„The simplest way to make sure that we raise literate children is to teach them to read, and to show them that reading is a pleasurable activity. And that means, at its simplest, finding books that they enjoy, giving them access to those books, and letting them read them. I don't think there is such a thing as a bad book for children.Every now and again it becomes fashionable among some adults to point at a subset of children's books, a genre, perhaps, or an author, and to declare them bad books, books that children should be stopped from reading…It's tosh. It's snobbery and it's foolishness. There are no bad authors for children, that children like and want to read and seek out, because every child is different. They can find the stories they need to, and they bring themselves to stories. A hackneyed, worn-out idea isn't hackneyed and worn out to them. This is the first time the child has encountered it. Do not discourage children from reading because you feel they are reading the wrong thing. Fiction you do not like is a route to other books you may prefer. And not everyone has the same taste as you.Well-meaning adults can easily destroy a child's love of reading: stop them reading what they enjoy, or give them worthy-but-dull books that you like, the 21st-century equivalents of Victorian "improving" literature. You'll wind up with a generation convinced that reading is uncool and worse, unpleasant.“

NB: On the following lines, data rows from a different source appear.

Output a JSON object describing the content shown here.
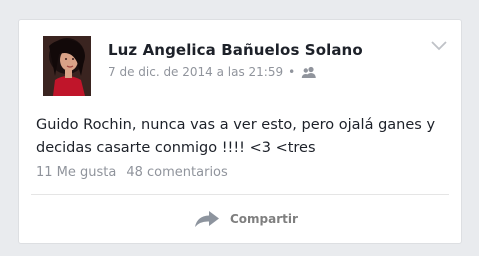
{
  "post": {
    "author_name": "Luz Angelica Bañuelos Solano",
    "timestamp": "7 de dic. de 2014 a las 21:59",
    "separator": "•",
    "privacy_icon": "friends-icon",
    "body_text": "Guido Rochin, nunca vas a ver esto, pero ojalá ganes y decidas casarte conmigo !!!! <3 <tres",
    "likes_label": "11 Me gusta",
    "comments_label": "48 comentarios",
    "share_label": "Compartir"
  },
  "icons": {
    "menu": "chevron-down-icon",
    "share": "share-arrow-icon"
  },
  "colors": {
    "background": "#e9ebee",
    "card": "#ffffff",
    "text_primary": "#1d2129",
    "text_secondary": "#90949c"
  }
}
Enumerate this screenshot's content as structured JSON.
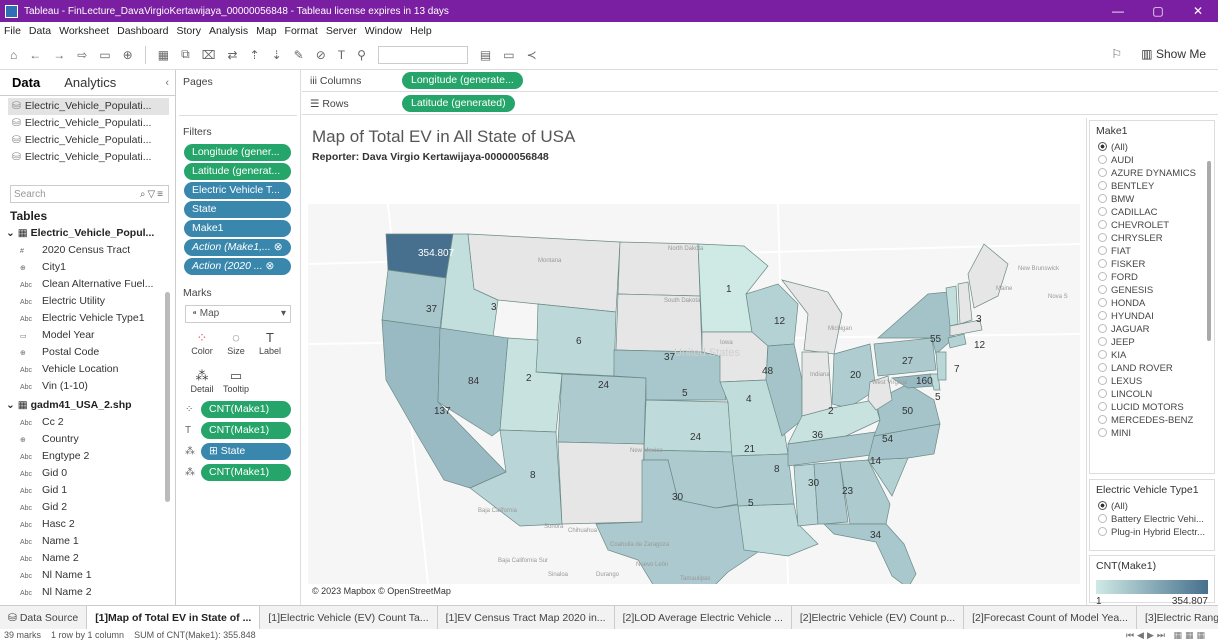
{
  "window": {
    "title": "Tableau - FinLecture_DavaVirgioKertawijaya_00000056848 - Tableau license expires in 13 days",
    "min": "—",
    "max": "▢",
    "close": "✕"
  },
  "menu": [
    "File",
    "Data",
    "Worksheet",
    "Dashboard",
    "Story",
    "Analysis",
    "Map",
    "Format",
    "Server",
    "Window",
    "Help"
  ],
  "toolbar": {
    "show_me": "Show Me"
  },
  "data_pane": {
    "tab_data": "Data",
    "tab_analytics": "Analytics",
    "datasources": [
      "Electric_Vehicle_Populati...",
      "Electric_Vehicle_Populati...",
      "Electric_Vehicle_Populati...",
      "Electric_Vehicle_Populati..."
    ],
    "search_placeholder": "Search",
    "tables_header": "Tables",
    "table1": "Electric_Vehicle_Popul...",
    "table1_fields": [
      {
        "t": "#",
        "n": "2020 Census Tract"
      },
      {
        "t": "⊕",
        "n": "City1"
      },
      {
        "t": "Abc",
        "n": "Clean Alternative Fuel..."
      },
      {
        "t": "Abc",
        "n": "Electric Utility"
      },
      {
        "t": "Abc",
        "n": "Electric Vehicle Type1"
      },
      {
        "t": "▭",
        "n": "Model Year"
      },
      {
        "t": "⊕",
        "n": "Postal Code"
      },
      {
        "t": "Abc",
        "n": "Vehicle Location"
      },
      {
        "t": "Abc",
        "n": "Vin (1-10)"
      }
    ],
    "table2": "gadm41_USA_2.shp",
    "table2_fields": [
      {
        "t": "Abc",
        "n": "Cc 2"
      },
      {
        "t": "⊕",
        "n": "Country"
      },
      {
        "t": "Abc",
        "n": "Engtype 2"
      },
      {
        "t": "Abc",
        "n": "Gid 0"
      },
      {
        "t": "Abc",
        "n": "Gid 1"
      },
      {
        "t": "Abc",
        "n": "Gid 2"
      },
      {
        "t": "Abc",
        "n": "Hasc 2"
      },
      {
        "t": "Abc",
        "n": "Name 1"
      },
      {
        "t": "Abc",
        "n": "Name 2"
      },
      {
        "t": "Abc",
        "n": "Nl Name 1"
      },
      {
        "t": "Abc",
        "n": "Nl Name 2"
      },
      {
        "t": "Abc",
        "n": "Type 2"
      },
      {
        "t": "Abc",
        "n": "Varname 2"
      }
    ]
  },
  "shelves": {
    "pages": "Pages",
    "filters": "Filters",
    "filter_pills": [
      {
        "label": "Longitude (gener...",
        "kind": "g"
      },
      {
        "label": "Latitude (generat...",
        "kind": "g"
      },
      {
        "label": "Electric Vehicle T...",
        "kind": "b"
      },
      {
        "label": "State",
        "kind": "b"
      },
      {
        "label": "Make1",
        "kind": "b"
      },
      {
        "label": "Action (Make1,... ⊗",
        "kind": "bi"
      },
      {
        "label": "Action (2020 ... ⊗",
        "kind": "bi"
      }
    ],
    "marks": "Marks",
    "mark_type": "Map",
    "mark_buttons": {
      "color": "Color",
      "size": "Size",
      "label": "Label",
      "detail": "Detail",
      "tooltip": "Tooltip"
    },
    "mark_pills": [
      {
        "icon": "⁘",
        "label": "CNT(Make1)",
        "kind": "g"
      },
      {
        "icon": "T",
        "label": "CNT(Make1)",
        "kind": "g"
      },
      {
        "icon": "⁂",
        "label": "⊞ State",
        "kind": "b"
      },
      {
        "icon": "⁂",
        "label": "CNT(Make1)",
        "kind": "g"
      }
    ],
    "columns_label": "iii Columns",
    "columns_pill": "Longitude (generate...",
    "rows_label": "☰ Rows",
    "rows_pill": "Latitude (generated)"
  },
  "view": {
    "title": "Map of Total EV in All State of USA",
    "subtitle": "Reporter: Dava Virgio Kertawijaya-00000056848",
    "copyright": "© 2023 Mapbox © OpenStreetMap",
    "basemap_labels": [
      "North Dakota",
      "South Dakota",
      "Montana",
      "New Brunswick",
      "Maine",
      "Nova S",
      "Michigan",
      "Iowa",
      "Indiana",
      "West Virginia",
      "New Mexico",
      "Baja California",
      "Sonora",
      "Chihuahua",
      "Coahuila de Zaragoza",
      "Baja California Sur",
      "Sinaloa",
      "Durango",
      "Nuevo León",
      "Tamaulipas",
      "Mexico",
      "United States"
    ],
    "state_counts": [
      {
        "name": "Washington",
        "value": 354807
      },
      {
        "name": "Oregon",
        "value": 37
      },
      {
        "name": "Idaho",
        "value": 3
      },
      {
        "name": "California",
        "value": 137
      },
      {
        "name": "Nevada",
        "value": 84
      },
      {
        "name": "Utah",
        "value": 2
      },
      {
        "name": "Arizona",
        "value": 8
      },
      {
        "name": "Wyoming",
        "value": 6
      },
      {
        "name": "Colorado",
        "value": 24
      },
      {
        "name": "Nebraska",
        "value": 37
      },
      {
        "name": "Kansas",
        "value": 5
      },
      {
        "name": "Oklahoma",
        "value": 24
      },
      {
        "name": "Texas",
        "value": 30
      },
      {
        "name": "Minnesota",
        "value": 1
      },
      {
        "name": "Wisconsin",
        "value": 12
      },
      {
        "name": "Missouri",
        "value": 4
      },
      {
        "name": "Illinois",
        "value": 48
      },
      {
        "name": "Arkansas",
        "value": 21
      },
      {
        "name": "Louisiana",
        "value": 5
      },
      {
        "name": "Mississippi",
        "value": 8
      },
      {
        "name": "Alabama",
        "value": 30
      },
      {
        "name": "Georgia",
        "value": 23
      },
      {
        "name": "Florida",
        "value": 34
      },
      {
        "name": "Tennessee",
        "value": 36
      },
      {
        "name": "Kentucky",
        "value": 2
      },
      {
        "name": "Ohio",
        "value": 20
      },
      {
        "name": "North Carolina",
        "value": 54
      },
      {
        "name": "South Carolina",
        "value": 14
      },
      {
        "name": "Virginia",
        "value": 50
      },
      {
        "name": "Pennsylvania",
        "value": 27
      },
      {
        "name": "New York",
        "value": 55
      },
      {
        "name": "Maryland",
        "value": 160
      },
      {
        "name": "Delaware",
        "value": 5
      },
      {
        "name": "New Jersey",
        "value": 7
      },
      {
        "name": "Connecticut",
        "value": 12
      },
      {
        "name": "Vermont",
        "value": 3
      }
    ],
    "label_washington": "354.807"
  },
  "legends": {
    "make_title": "Make1",
    "make_items": [
      "(All)",
      "AUDI",
      "AZURE DYNAMICS",
      "BENTLEY",
      "BMW",
      "CADILLAC",
      "CHEVROLET",
      "CHRYSLER",
      "FIAT",
      "FISKER",
      "FORD",
      "GENESIS",
      "HONDA",
      "HYUNDAI",
      "JAGUAR",
      "JEEP",
      "KIA",
      "LAND ROVER",
      "LEXUS",
      "LINCOLN",
      "LUCID MOTORS",
      "MERCEDES-BENZ",
      "MINI"
    ],
    "type_title": "Electric Vehicle Type1",
    "type_items": [
      "(All)",
      "Battery Electric Vehi...",
      "Plug-in Hybrid Electr..."
    ],
    "cnt_title": "CNT(Make1)",
    "cnt_min": "1",
    "cnt_max": "354.807",
    "colors": {
      "low": "#cfe9e5",
      "high": "#46708d"
    }
  },
  "sheet_tabs": {
    "data_source": "Data Source",
    "tabs": [
      "[1]Map of Total EV in State of ...",
      "[1]Electric Vehicle (EV) Count Ta...",
      "[1]EV Census Tract Map 2020 in...",
      "[2]LOD Average Electric Vehicle ...",
      "[2]Electric Vehicle (EV) Count p...",
      "[2]Forecast Count of Model Yea...",
      "[3]Electric Range Cou"
    ]
  },
  "status": {
    "marks": "39 marks",
    "rows": "1 row by 1 column",
    "sum": "SUM of CNT(Make1): 355.848"
  }
}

—  Neil Gaiman English fantasy writer 1960
Why our future depends on libraries, reading and daydreaming (2013)

John Waters photo
John Lancaster Spalding photo

„To ask them to read books whose life-breath is pure thought and beauty is as though one asked them to read things written in a language they do not understand and have no desire to learn.“

—  John Lancaster Spalding Catholic bishop 1840 - 1916
Aphorisms and Reflections (1901), Context: The multitude are matter-of-fact. They live in commonplace concerns and interests. Their problems are, how to get more plentiful and better food and drink, more comfortable and beautiful clothing, more commodious dwellings, for themselves and their children. When they seek relaxation from their labors for material things, they gossip of the daily happenings, or they play games or dance or go to the theatre or club, or they travel or they read story books, or accounts in the newspapers of elections, murders, peculations, marriages, divorces, failures and successes in business; or they simply sit in a kind of lethargy. They fall asleep and awake to tread again the beaten path. While such is their life, it is not possible that they should take interest or find pleasure in religion, poetry, philosophy, or art. To ask them to read books whose life-breath is pure thought and beauty is as though one asked them to read things written in a language they do not understand and have no desire to learn. A taste for the best books, as a taste for whatever is best, is acquired; and it can be acquired only by long study and practice. It is a result of free and disinterested self-activity, of efforts to attain what rarely brings other reward than the consciousness of having loved and striven for the best. But the many have little appreciation of what does not flatter or soothe the senses. Their world, like the world of children and animals, is good enough for them; meat and drink, dance and song, are worth more, in their eyes, than all the thoughts of all the literatures. A love tale is better than a great poem, and the story of a bandit makes Plutarch seem tiresome. This is what they think and feel, and what, so long as they remain what they are, they will continue to think and feel. We do not urge a child to read Plato—why should we find fault with the many for not loving the best books? pp. 11-12

Arthur Schopenhauer photo
Robert Maynard Hutchins photo
John Waters photo
Laurence Sterne photo

„Lorem ipsum dolor sit amet, consectetuer adipiscing elit. Etiam egestas wisi a erat. Morbi imperdiet, mauris ac auctor dictum.“